Learn how to make a vegan, fermented “cheese” from tofu fermented with miso!
Also called “tofu misozuke”, this recipe is based on a Japanese fermentation technique. Miso is applied to the tofu and is left to ferment for several weeks in a cool place.
The enzymes and microorganisms in the miso make the tofu creamy, and its neutral taste becomes rich and complex, with umami and slightly cheesy notes. A real treat!
If you keep the fermentation time shorter, you get a firmer cheese that you can slice and eat on crackers. A longer fermentation time makes the tofu creamy and spreadable.
The enzymes in the miso are the secret of this fermentation. By transforming the soy proteins, they make the tofu much easier to digest. The microorganisms in the miso also get to work to create delicate, slightly cheesy flavours.
Does it really taste like cheese? No. Will it be a hit at your next picnic, on crackers and cucumbers? Absolutely!
Vegan Tofu Cheese Recipe (Tofu Misozuke)
- Clean towel or dishcloth
- Plates and weights, to press the tofu
- Paper towels
- Airtight container
- 1 lb firm or extra-firm tofu
- 1 cup miso

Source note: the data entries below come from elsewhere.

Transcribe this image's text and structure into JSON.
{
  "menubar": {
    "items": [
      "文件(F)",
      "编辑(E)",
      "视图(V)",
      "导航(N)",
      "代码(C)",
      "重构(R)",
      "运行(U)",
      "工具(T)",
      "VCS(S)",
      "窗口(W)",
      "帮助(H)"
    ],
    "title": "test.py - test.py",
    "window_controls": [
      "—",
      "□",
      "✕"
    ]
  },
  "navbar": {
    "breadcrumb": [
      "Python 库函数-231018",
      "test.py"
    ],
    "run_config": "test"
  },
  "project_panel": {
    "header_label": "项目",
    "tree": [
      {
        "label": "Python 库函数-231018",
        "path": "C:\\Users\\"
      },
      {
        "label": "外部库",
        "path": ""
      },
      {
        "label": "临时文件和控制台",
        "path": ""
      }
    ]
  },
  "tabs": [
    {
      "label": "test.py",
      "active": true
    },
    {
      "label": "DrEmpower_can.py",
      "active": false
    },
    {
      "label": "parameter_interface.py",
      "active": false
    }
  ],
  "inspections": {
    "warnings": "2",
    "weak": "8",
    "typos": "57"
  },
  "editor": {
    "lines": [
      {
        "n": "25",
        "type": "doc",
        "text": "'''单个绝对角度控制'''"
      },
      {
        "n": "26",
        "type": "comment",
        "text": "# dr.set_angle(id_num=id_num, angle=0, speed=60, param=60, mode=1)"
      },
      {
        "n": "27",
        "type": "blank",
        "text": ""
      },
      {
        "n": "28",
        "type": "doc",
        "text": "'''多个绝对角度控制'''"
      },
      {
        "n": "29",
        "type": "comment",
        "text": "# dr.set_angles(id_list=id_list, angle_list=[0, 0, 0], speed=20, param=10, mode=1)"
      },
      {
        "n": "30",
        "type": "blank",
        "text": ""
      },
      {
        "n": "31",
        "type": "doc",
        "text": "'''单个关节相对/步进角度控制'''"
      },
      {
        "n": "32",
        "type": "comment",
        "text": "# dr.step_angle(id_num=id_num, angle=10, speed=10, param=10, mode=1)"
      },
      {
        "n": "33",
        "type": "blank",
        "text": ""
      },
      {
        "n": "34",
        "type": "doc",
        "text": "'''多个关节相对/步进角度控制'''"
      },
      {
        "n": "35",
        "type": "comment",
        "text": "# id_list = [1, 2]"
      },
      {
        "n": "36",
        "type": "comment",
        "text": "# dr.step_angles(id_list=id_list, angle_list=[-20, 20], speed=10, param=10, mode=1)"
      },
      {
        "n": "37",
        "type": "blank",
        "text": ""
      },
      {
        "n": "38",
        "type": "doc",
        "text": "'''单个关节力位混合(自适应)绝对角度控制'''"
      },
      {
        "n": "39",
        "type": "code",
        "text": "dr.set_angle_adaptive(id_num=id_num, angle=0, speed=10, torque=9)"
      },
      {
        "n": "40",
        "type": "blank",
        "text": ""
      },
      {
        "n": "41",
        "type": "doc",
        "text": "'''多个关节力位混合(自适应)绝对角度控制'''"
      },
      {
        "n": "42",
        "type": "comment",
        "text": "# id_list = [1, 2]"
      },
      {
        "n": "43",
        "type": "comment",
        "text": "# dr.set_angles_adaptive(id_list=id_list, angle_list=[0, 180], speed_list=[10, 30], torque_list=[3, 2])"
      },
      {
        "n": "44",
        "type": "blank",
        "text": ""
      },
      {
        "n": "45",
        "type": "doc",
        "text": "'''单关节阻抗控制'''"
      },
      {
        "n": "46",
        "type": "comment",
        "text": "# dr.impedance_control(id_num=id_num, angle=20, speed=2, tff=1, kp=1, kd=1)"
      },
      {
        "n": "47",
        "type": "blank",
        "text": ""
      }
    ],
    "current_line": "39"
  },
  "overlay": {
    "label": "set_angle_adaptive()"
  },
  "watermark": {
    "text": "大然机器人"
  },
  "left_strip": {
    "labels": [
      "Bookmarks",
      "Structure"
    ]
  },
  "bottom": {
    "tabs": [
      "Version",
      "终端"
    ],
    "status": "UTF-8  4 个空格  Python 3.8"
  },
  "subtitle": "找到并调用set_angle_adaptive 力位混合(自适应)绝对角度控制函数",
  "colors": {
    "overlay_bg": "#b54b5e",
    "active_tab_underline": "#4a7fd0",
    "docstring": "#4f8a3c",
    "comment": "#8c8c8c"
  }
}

- Wrap the tofu in a clean towel and put it on a plate. Put a second plate on top. Place heavy objects on top to act as weights, such as cans (be careful with the stability of your construction).
- Press the tofu for 12 to 24 hours. Change the towel if it becomes too wet.
- Remove the tofu block from the press. Pat dry any remaining water. Wrap the block in 1 or 2 layers of cheesecloth.
- Using a small spatula or knife, brush the tofu with miso. All sides of the tofu should be covered with miso. No parts of the tofu or cheesecloth should be visible.
- Place one or two sheets of paper towels in the bottom of the airtight container. Place the tofu block on top. Close the container and place it in the fridge.
- Let it ferment in the fridge for 2 to 6 weeks.
- Every week open the container and change the paper towels if they are too wet. Moisture should not accumulate in the container. If some of the miso comes off, reapply it so that the tofu is well coated.
- When you want to eat your tofu, gently scrape off the miso layer and remove the cheesecloth.
Frequently Asked Questions
Which Tofu to Use?
Choose a firm or extra-firm tofu. Results may vary depending on the brand of tofu, but all give good results.
You can also experiment with seasoned tofu, such as seaweed tofu.
Which Miso to Choose?
Each miso gives different results. Feel free to experiment!
For a more delicate taste, choose white miso (young miso) or chickpea miso.
For a richer, stronger, and more complex taste, use red or barley miso. The older the miso, the stronger the “cheese” will taste.
Note: If you are using homemade miso or miso that still has bits of legumes in it, mash it smooth with an immersion blender or mixer to facilitate coating.
Can I Use Other Ingredients to Get Different Flavours?
Of course you can! This is a basic recipe that you can customize as you wish.
For a cheesier, more nuanced flavour, add 2 tbsp. of sake or mirin to the miso.
You can also add sugar, seaweed, hot pepper flakes, fresh or dried herbs to the mixture…
Can I Reuse Miso After Fermentation?
Yes, no problem. Store it in an airtight jar in the fridge for your next soup.
How Long Should I Ferment the Tofu Cheese?
Let it ferment for at least 2 weeks to see results. The tofu will still be firm and can be cut into small slices.
After a month and a half, the tofu will become creamier and richer. It can still be sliced and spread on crackers.
After 3 months, the tofu will be very smooth with a creamy cheese texture.
How to Eat my Tofu Misozuke?
Any way you like it! It’s best raw, but can also be cooked. Enjoy it:
- On crackers
- In cucumber sandwiches
- On pita bread with sprouts
- On toast in the morning
- On white pizza with nuts
- With Japanese beer or sake
How to Avoid Mould?
The salt and microorganisms in miso create an effective barrier against mould. This is why tofu can be left to ferment for so long in the fridge.
The key to successful fermentation is to limit the amount of moisture. Regularly replacing paper towels and draining water from the bottom of the container is usually enough to keep the tofu safe.